**DATA SUPPLIED**
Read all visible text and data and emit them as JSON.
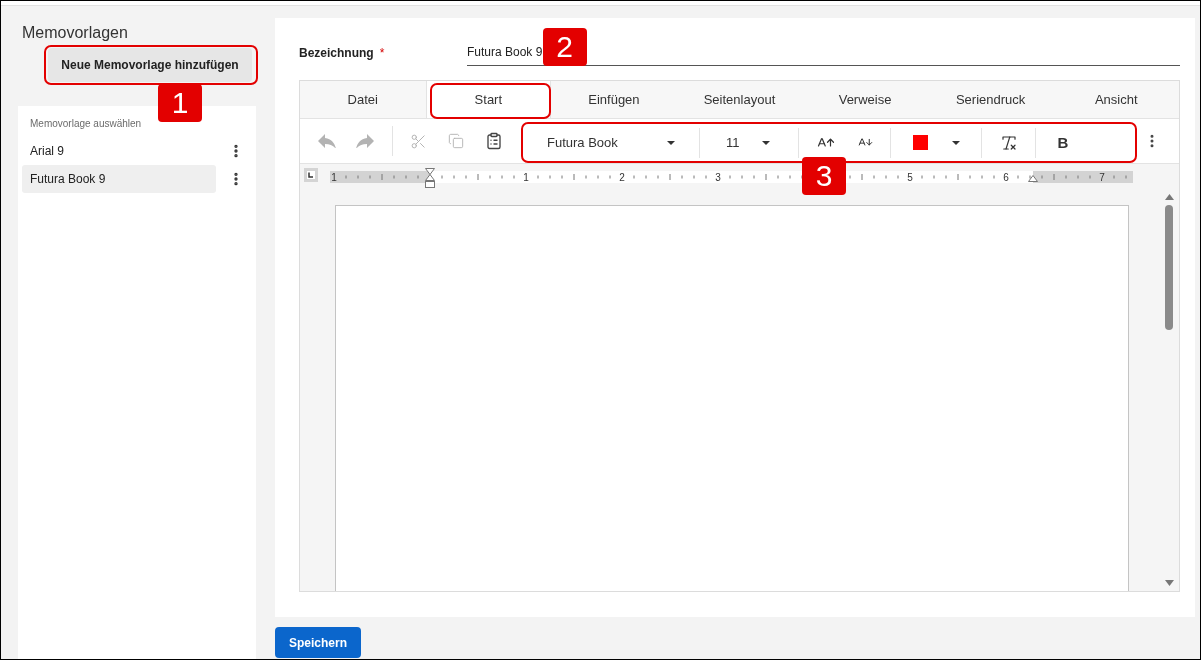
{
  "sidebar": {
    "title": "Memovorlagen",
    "add_button": {
      "label": "Neue Memovorlage hinzufügen",
      "callout": "1"
    },
    "templates": {
      "heading": "Memovorlage auswählen",
      "items": [
        {
          "label": "Arial 9",
          "selected": false
        },
        {
          "label": "Futura Book 9",
          "selected": true
        }
      ]
    }
  },
  "form": {
    "name_field": {
      "label": "Bezeichnung",
      "required_mark": "*",
      "value": "Futura Book 9"
    }
  },
  "editor": {
    "tabs": [
      {
        "label": "Datei",
        "selected": false
      },
      {
        "label": "Start",
        "selected": true,
        "callout": "2"
      },
      {
        "label": "Einfügen",
        "selected": false
      },
      {
        "label": "Seitenlayout",
        "selected": false
      },
      {
        "label": "Verweise",
        "selected": false
      },
      {
        "label": "Seriendruck",
        "selected": false
      },
      {
        "label": "Ansicht",
        "selected": false
      }
    ],
    "toolbar": {
      "history": [
        {
          "kind": "undo",
          "disabled": true
        },
        {
          "kind": "redo",
          "disabled": true
        }
      ],
      "clipboard": [
        {
          "kind": "cut",
          "disabled": true
        },
        {
          "kind": "copy",
          "disabled": true
        },
        {
          "kind": "paste",
          "disabled": false
        }
      ],
      "format": {
        "callout": "3",
        "font": "Futura Book",
        "size": "11",
        "color": "#ff0000",
        "bold": "B"
      }
    },
    "ruler": {
      "numbers": [
        "1",
        "1",
        "2",
        "3",
        "5",
        "6",
        "7"
      ]
    }
  },
  "save_button": {
    "label": "Speichern"
  }
}
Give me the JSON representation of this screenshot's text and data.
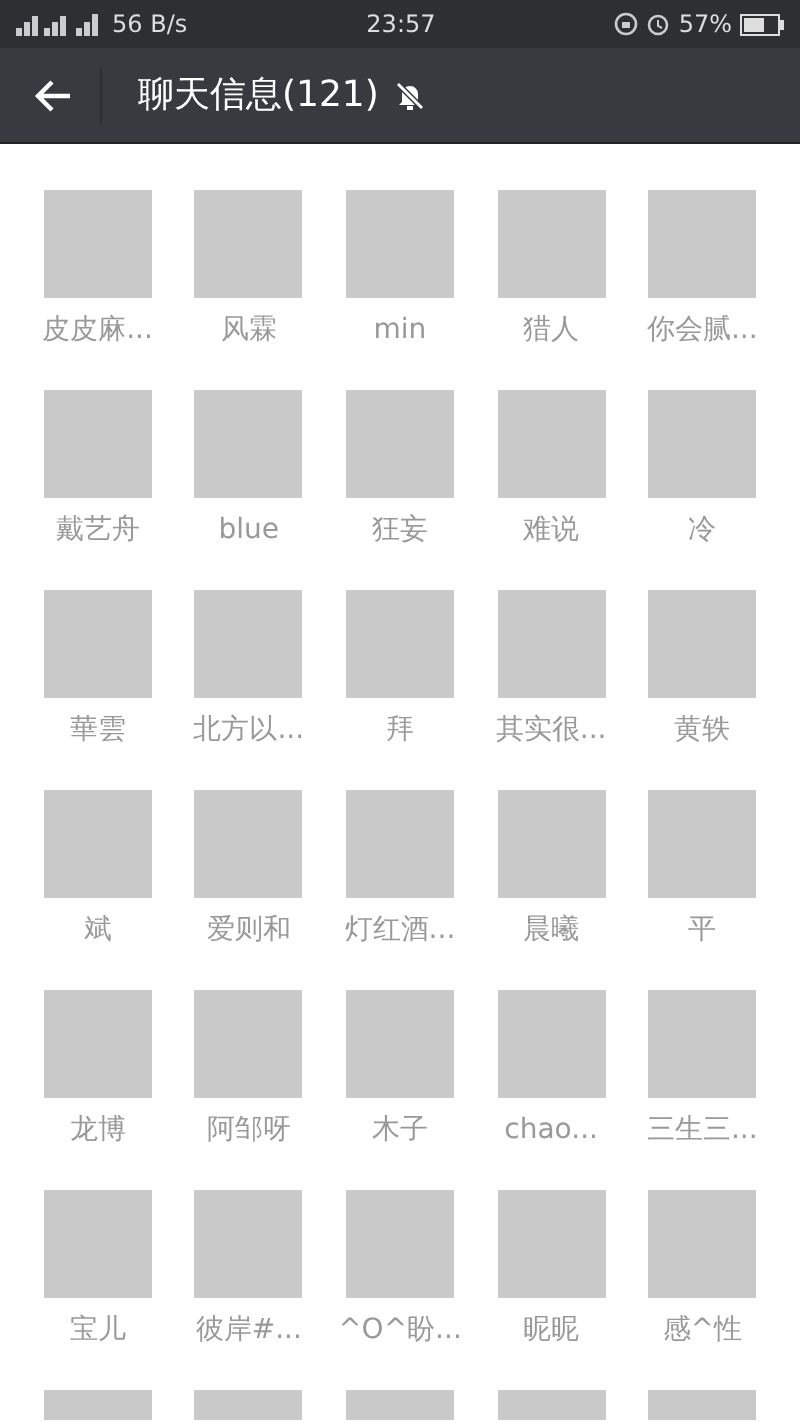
{
  "status_bar": {
    "network_speed": "56 B/s",
    "time": "23:57",
    "battery": "57%"
  },
  "header": {
    "title": "聊天信息(121)",
    "muted": true
  },
  "members": [
    {
      "name": "皮皮麻...",
      "cut": false
    },
    {
      "name": "风霖",
      "cut": false
    },
    {
      "name": "min",
      "cut": false
    },
    {
      "name": "猎人",
      "cut": false
    },
    {
      "name": "你会腻...",
      "cut": false
    },
    {
      "name": "戴艺舟",
      "cut": false
    },
    {
      "name": "blue",
      "cut": false
    },
    {
      "name": "狂妄",
      "cut": false
    },
    {
      "name": "难说",
      "cut": false
    },
    {
      "name": "冷",
      "cut": false
    },
    {
      "name": "華雲",
      "cut": false
    },
    {
      "name": "北方以...",
      "cut": false
    },
    {
      "name": "拜",
      "cut": false
    },
    {
      "name": "其实很...",
      "cut": false
    },
    {
      "name": "黄轶",
      "cut": false
    },
    {
      "name": "斌",
      "cut": false
    },
    {
      "name": "爱则和",
      "cut": false
    },
    {
      "name": "灯红酒...",
      "cut": false
    },
    {
      "name": "晨曦",
      "cut": false
    },
    {
      "name": "平",
      "cut": false
    },
    {
      "name": "龙博",
      "cut": false
    },
    {
      "name": "阿邹呀",
      "cut": false
    },
    {
      "name": "木子",
      "cut": false
    },
    {
      "name": "chao...",
      "cut": false
    },
    {
      "name": "三生三...",
      "cut": false
    },
    {
      "name": "宝儿",
      "cut": false
    },
    {
      "name": "彼岸#...",
      "cut": false
    },
    {
      "name": "^O^盼...",
      "cut": false
    },
    {
      "name": "昵昵",
      "cut": false
    },
    {
      "name": "感^性",
      "cut": false
    },
    {
      "cut": true
    },
    {
      "cut": true
    },
    {
      "cut": true
    },
    {
      "cut": true
    },
    {
      "cut": true
    }
  ]
}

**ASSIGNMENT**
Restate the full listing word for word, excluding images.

**YOUR SOLUTION**
Read all visible text and data and emit them as JSON.
{
  "sidebar": {
    "title": "Memovorlagen",
    "add_button": {
      "label": "Neue Memovorlage hinzufügen",
      "callout": "1"
    },
    "templates": {
      "heading": "Memovorlage auswählen",
      "items": [
        {
          "label": "Arial 9",
          "selected": false
        },
        {
          "label": "Futura Book 9",
          "selected": true
        }
      ]
    }
  },
  "form": {
    "name_field": {
      "label": "Bezeichnung",
      "required_mark": "*",
      "value": "Futura Book 9"
    }
  },
  "editor": {
    "tabs": [
      {
        "label": "Datei",
        "selected": false
      },
      {
        "label": "Start",
        "selected": true,
        "callout": "2"
      },
      {
        "label": "Einfügen",
        "selected": false
      },
      {
        "label": "Seitenlayout",
        "selected": false
      },
      {
        "label": "Verweise",
        "selected": false
      },
      {
        "label": "Seriendruck",
        "selected": false
      },
      {
        "label": "Ansicht",
        "selected": false
      }
    ],
    "toolbar": {
      "history": [
        {
          "kind": "undo",
          "disabled": true
        },
        {
          "kind": "redo",
          "disabled": true
        }
      ],
      "clipboard": [
        {
          "kind": "cut",
          "disabled": true
        },
        {
          "kind": "copy",
          "disabled": true
        },
        {
          "kind": "paste",
          "disabled": false
        }
      ],
      "format": {
        "callout": "3",
        "font": "Futura Book",
        "size": "11",
        "color": "#ff0000",
        "bold": "B"
      }
    },
    "ruler": {
      "numbers": [
        "1",
        "1",
        "2",
        "3",
        "5",
        "6",
        "7"
      ]
    }
  },
  "save_button": {
    "label": "Speichern"
  }
}
Give me the JSON representation of this screenshot's text and data.
{
  "status_bar": {
    "network_speed": "56 B/s",
    "time": "23:57",
    "battery": "57%"
  },
  "header": {
    "title": "聊天信息(121)",
    "muted": true
  },
  "members": [
    {
      "name": "皮皮麻...",
      "cut": false
    },
    {
      "name": "风霖",
      "cut": false
    },
    {
      "name": "min",
      "cut": false
    },
    {
      "name": "猎人",
      "cut": false
    },
    {
      "name": "你会腻...",
      "cut": false
    },
    {
      "name": "戴艺舟",
      "cut": false
    },
    {
      "name": "blue",
      "cut": false
    },
    {
      "name": "狂妄",
      "cut": false
    },
    {
      "name": "难说",
      "cut": false
    },
    {
      "name": "冷",
      "cut": false
    },
    {
      "name": "華雲",
      "cut": false
    },
    {
      "name": "北方以...",
      "cut": false
    },
    {
      "name": "拜",
      "cut": false
    },
    {
      "name": "其实很...",
      "cut": false
    },
    {
      "name": "黄轶",
      "cut": false
    },
    {
      "name": "斌",
      "cut": false
    },
    {
      "name": "爱则和",
      "cut": false
    },
    {
      "name": "灯红酒...",
      "cut": false
    },
    {
      "name": "晨曦",
      "cut": false
    },
    {
      "name": "平",
      "cut": false
    },
    {
      "name": "龙博",
      "cut": false
    },
    {
      "name": "阿邹呀",
      "cut": false
    },
    {
      "name": "木子",
      "cut": false
    },
    {
      "name": "chao...",
      "cut": false
    },
    {
      "name": "三生三...",
      "cut": false
    },
    {
      "name": "宝儿",
      "cut": false
    },
    {
      "name": "彼岸#...",
      "cut": false
    },
    {
      "name": "^O^盼...",
      "cut": false
    },
    {
      "name": "昵昵",
      "cut": false
    },
    {
      "name": "感^性",
      "cut": false
    },
    {
      "cut": true
    },
    {
      "cut": true
    },
    {
      "cut": true
    },
    {
      "cut": true
    },
    {
      "cut": true
    }
  ]
}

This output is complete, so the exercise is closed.